The Swiss government is eager to ensure that its e-voting system is safe and secure for those casting their votes. To ensure that’s the case, they issued a press release looking for “Interested hackers from all over the world to attack the system.” This will be in the form of a public intrusion test or PIT session.
Public Intrusion Test
The public intrusion test (PIT) will run from February 25 until March 2 and offer cash rewards depending on what the hackers are able to do. There are a set of rules attached to this PIT, which set out the basics of the test, and the qualifying vulnerabilities.
The rewards for this test range from $100 to $30,000 based on CHF points (1 CHF point is roughly equivalent to 1 USD.)

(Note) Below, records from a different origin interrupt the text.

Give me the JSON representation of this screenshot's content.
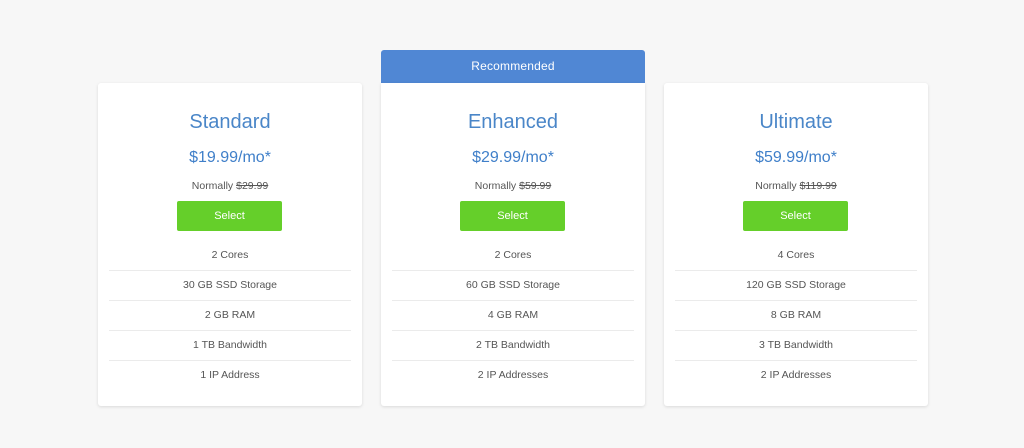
{
  "banner": {
    "label": "Recommended"
  },
  "plans": [
    {
      "name": "Standard",
      "price": "$19.99/mo*",
      "normally_label": "Normally",
      "normally_price": "$29.99",
      "button_label": "Select",
      "features": [
        "2 Cores",
        "30 GB SSD Storage",
        "2 GB RAM",
        "1 TB Bandwidth",
        "1 IP Address"
      ]
    },
    {
      "name": "Enhanced",
      "price": "$29.99/mo*",
      "normally_label": "Normally",
      "normally_price": "$59.99",
      "button_label": "Select",
      "features": [
        "2 Cores",
        "60 GB SSD Storage",
        "4 GB RAM",
        "2 TB Bandwidth",
        "2 IP Addresses"
      ]
    },
    {
      "name": "Ultimate",
      "price": "$59.99/mo*",
      "normally_label": "Normally",
      "normally_price": "$119.99",
      "button_label": "Select",
      "features": [
        "4 Cores",
        "120 GB SSD Storage",
        "8 GB RAM",
        "3 TB Bandwidth",
        "2 IP Addresses"
      ]
    }
  ],
  "colors": {
    "accent": "#5087d4",
    "plan_text": "#4a86c8",
    "button": "#65cf2a",
    "background": "#f7f7f7"
  }
}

There is set to be a mock e-voting session planned for the last day of testing on 24 March. However, hackers can attack the e-voting system before this date as well.
Anyone wanting to participate in the test has to register in advance of the PIT session. This gives the participants legal permission to attack the system and also enables them to receive rewards.

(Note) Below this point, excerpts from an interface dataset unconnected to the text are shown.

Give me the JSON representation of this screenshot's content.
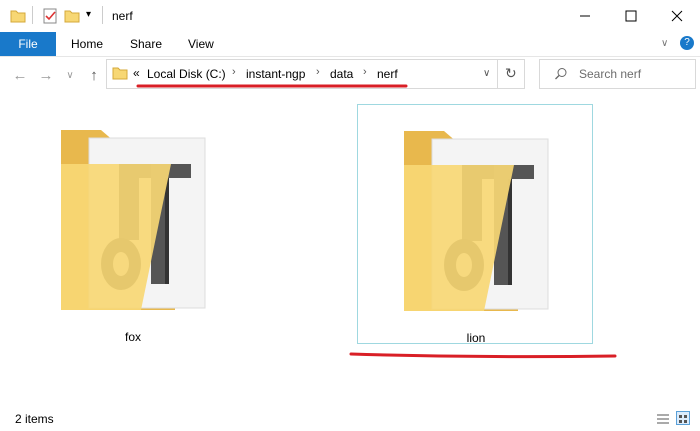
{
  "window": {
    "title": "nerf"
  },
  "ribbon": {
    "file": "File",
    "tabs": [
      "Home",
      "Share",
      "View"
    ]
  },
  "address": {
    "overflow": "«",
    "crumbs": [
      "Local Disk (C:)",
      "instant-ngp",
      "data",
      "nerf"
    ]
  },
  "search": {
    "placeholder": "Search nerf"
  },
  "items": [
    {
      "name": "fox",
      "selected": false
    },
    {
      "name": "lion",
      "selected": true
    }
  ],
  "status": {
    "count": "2 items"
  },
  "colors": {
    "accent": "#1979ca",
    "annotation": "#d91f26",
    "selection_border": "#9fd8e0",
    "folder": "#f7d774"
  }
}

Registration also binds participants to the rules of the PIT. This ensures that only the system is targeted, and protects the rest of the Swiss Post infrastructure.

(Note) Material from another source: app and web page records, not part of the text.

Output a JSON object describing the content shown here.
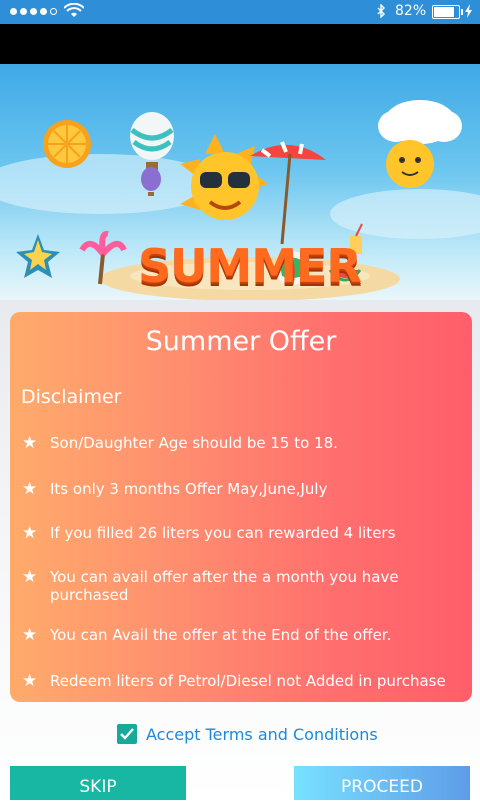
{
  "status_bar": {
    "battery": "82%"
  },
  "banner": {
    "title": "SUMMER"
  },
  "card": {
    "title": "Summer Offer",
    "disclaimer": "Disclaimer",
    "rules": [
      "Son/Daughter Age should be 15 to 18.",
      "Its only 3 months Offer May,June,July",
      "If you filled 26 liters you can rewarded 4 liters",
      "You can avail offer after the a month you have purchased",
      "You can Avail the offer at the End of the offer.",
      "Redeem liters of Petrol/Diesel not Added in purchase"
    ]
  },
  "accept": {
    "label": "Accept Terms and Conditions"
  },
  "buttons": {
    "skip": "SKIP",
    "proceed": "PROCEED"
  }
}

Participants of the PIT session are restricted from attacking certain areas of the infrastructure. For example, hackers are not allowed to harm a voter’s device or attack any unrelated systems belonging to Swiss Post who created the e-voting system.
However, Swiss Post will be disabling some of the e-voting security defences to allow participants to concentrate on the inner core of the system.
The Swiss government is holding public penetration tests to build confidence in the system. A committee of politicians and computer experts started an initiative at the end of January to have e-voting banned in Switzerland for at least five years. They are hoping to get over 100,000 signatures in a petition over the coming months.